Mathematical Surveys and Monographs 149. Providence, RI: American Mathematical Society (AMS) (ISBN 978-0-8218-4705-3/hbk). xi, 325 p. $ 89.00 (2008).

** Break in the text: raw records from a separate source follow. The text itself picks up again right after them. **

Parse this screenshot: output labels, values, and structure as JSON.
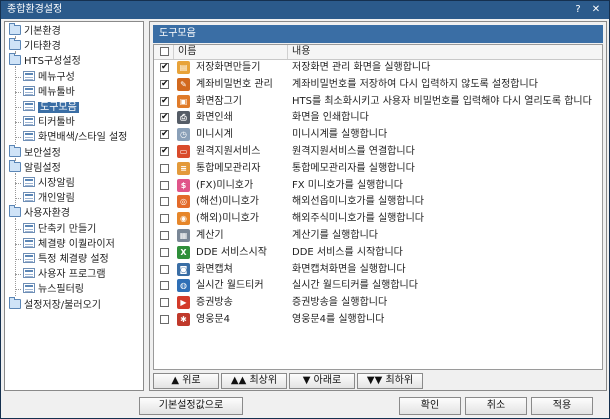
{
  "window": {
    "title": "종합환경설정",
    "help": "?",
    "close": "✕"
  },
  "tree": [
    {
      "label": "기본환경",
      "type": "folder",
      "level": 0
    },
    {
      "label": "기타환경",
      "type": "folder",
      "level": 0
    },
    {
      "label": "HTS구성설정",
      "type": "folder",
      "level": 0
    },
    {
      "label": "메뉴구성",
      "type": "page",
      "level": 1
    },
    {
      "label": "메뉴툴바",
      "type": "page",
      "level": 1
    },
    {
      "label": "도구모음",
      "type": "page",
      "level": 1,
      "selected": true
    },
    {
      "label": "티커툴바",
      "type": "page",
      "level": 1
    },
    {
      "label": "화면배색/스타일 설정",
      "type": "page",
      "level": 1
    },
    {
      "label": "보안설정",
      "type": "folder",
      "level": 0
    },
    {
      "label": "알림설정",
      "type": "folder",
      "level": 0
    },
    {
      "label": "시장알림",
      "type": "page",
      "level": 1
    },
    {
      "label": "개인알림",
      "type": "page",
      "level": 1
    },
    {
      "label": "사용자환경",
      "type": "folder",
      "level": 0
    },
    {
      "label": "단축키 만들기",
      "type": "page",
      "level": 1
    },
    {
      "label": "체결량 이퀄라이저",
      "type": "page",
      "level": 1
    },
    {
      "label": "특정 체결량 설정",
      "type": "page",
      "level": 1
    },
    {
      "label": "사용자 프로그램",
      "type": "page",
      "level": 1
    },
    {
      "label": "뉴스필터링",
      "type": "page",
      "level": 1
    },
    {
      "label": "설정저장/불러오기",
      "type": "folder",
      "level": 0
    }
  ],
  "panel": {
    "header": "도구모음",
    "columns": {
      "name": "이름",
      "desc": "내용"
    },
    "rows": [
      {
        "checked": true,
        "name": "저장화면만들기",
        "desc": "저장화면 관리 화면을 실행합니다",
        "icon": "save-screen-icon",
        "color": "#e8a33a",
        "glyph": "▤"
      },
      {
        "checked": true,
        "name": "계좌비밀번호 관리",
        "desc": "계좌비밀번호를 저장하여 다시 입력하지 않도록 설정합니다",
        "icon": "password-icon",
        "color": "#d2691e",
        "glyph": "✎"
      },
      {
        "checked": true,
        "name": "화면잠그기",
        "desc": "HTS를 최소화시키고 사용자 비밀번호를 입력해야 다시 열리도록 합니다",
        "icon": "lock-icon",
        "color": "#e07b2a",
        "glyph": "▣"
      },
      {
        "checked": true,
        "name": "화면인쇄",
        "desc": "화면을 인쇄합니다",
        "icon": "print-icon",
        "color": "#555c66",
        "glyph": "⎙"
      },
      {
        "checked": true,
        "name": "미니시계",
        "desc": "미니시계를 실행합니다",
        "icon": "clock-icon",
        "color": "#8aa0b8",
        "glyph": "◷"
      },
      {
        "checked": true,
        "name": "원격지원서비스",
        "desc": "원격지원서비스를 연결합니다",
        "icon": "remote-support-icon",
        "color": "#d94b2b",
        "glyph": "▭"
      },
      {
        "checked": false,
        "name": "통합메모관리자",
        "desc": "통합메모관리자를 실행합니다",
        "icon": "memo-icon",
        "color": "#e39a3b",
        "glyph": "≡"
      },
      {
        "checked": false,
        "name": "(FX)미니호가",
        "desc": "FX 미니호가를 실행합니다",
        "icon": "fx-icon",
        "color": "#e0558a",
        "glyph": "$"
      },
      {
        "checked": false,
        "name": "(해선)미니호가",
        "desc": "해외선옵미니호가를 실행합니다",
        "icon": "overseas-futures-icon",
        "color": "#e36a2a",
        "glyph": "◎"
      },
      {
        "checked": false,
        "name": "(해외)미니호가",
        "desc": "해외주식미니호가를 실행합니다",
        "icon": "overseas-stock-icon",
        "color": "#e6862a",
        "glyph": "◉"
      },
      {
        "checked": false,
        "name": "계산기",
        "desc": "계산기를 실행합니다",
        "icon": "calculator-icon",
        "color": "#7a8796",
        "glyph": "▦"
      },
      {
        "checked": false,
        "name": "DDE 서비스시작",
        "desc": "DDE 서비스를 시작합니다",
        "icon": "dde-icon",
        "color": "#2f8f3a",
        "glyph": "X"
      },
      {
        "checked": false,
        "name": "화면캡쳐",
        "desc": "화면캡쳐화면을 실행합니다",
        "icon": "capture-icon",
        "color": "#3a6ea5",
        "glyph": "◙"
      },
      {
        "checked": false,
        "name": "실시간 월드티커",
        "desc": "실시간 월드티커를 실행합니다",
        "icon": "world-ticker-icon",
        "color": "#2f6fb6",
        "glyph": "◍"
      },
      {
        "checked": false,
        "name": "증권방송",
        "desc": "증권방송을 실행합니다",
        "icon": "broadcast-icon",
        "color": "#d33a2a",
        "glyph": "▶"
      },
      {
        "checked": false,
        "name": "영웅문4",
        "desc": "영웅문4를 실행합니다",
        "icon": "hero-icon",
        "color": "#c0392b",
        "glyph": "✱"
      }
    ],
    "move_buttons": {
      "up": "▲ 위로",
      "top": "▲▲ 최상위",
      "down": "▼ 아래로",
      "bottom": "▼▼ 최하위"
    }
  },
  "footer": {
    "defaults": "기본설정값으로",
    "ok": "확인",
    "cancel": "취소",
    "apply": "적용"
  }
}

It is not easy to write a book on quantum field theory for mathematicians. The book under review is not an attempt to develop quantum field theory in a mathematically rigorous fashion. Indeed, sixty years after the growth of quantum electrodynamics and fourty years after the discovery of the other gauge theories on which the current understanding of the fundamental interactions of physics is based, putting these theories on a sound mathematical foundation remains an outstanding open problem. The author tries to give mathematically precise definitions and arguments when they are available and proceeds on a more informal level when they are not. The reader is required to be familiar with Fourier analysis, distributions (generalized functions), and linear operators on Hilbert spaces as well as a little Lie theory on the mathematical side. He or she is assumed to be familiar with the Hamiltonian and Lagrangian versions of classical mechanics, special relativity, the Maxwell theory of electromagnetism, and basic quantum mechanics on the physical side. Chapters 2 and 3 are reviews and references for these physical prerequisites. Chapter 5 introduces free fields, which are already mathematically nontrivial although physically interesting. The plunge into the deep waters of interacting field theory takes place in Chapter 6, which along with Chapter 7 on renormalization contains most of the really hard work in the book. Chapter 8 sketches the attractive alternative approach to quantum fields through Feynman’s sum-over-histories view of quantum mechanics, and Chapter 9 presents the rudiments of gauge field theory, skirting most of the quantum issues but managing to derive some very interesting physics nonetheless. The reader can find another book about quantum fields written by a mathematician in [{\it R. Ticciati}, Quantum field theory for mathematicians. Cambridge: Cambridge University Press (1999;

Zbl 0932.81001)].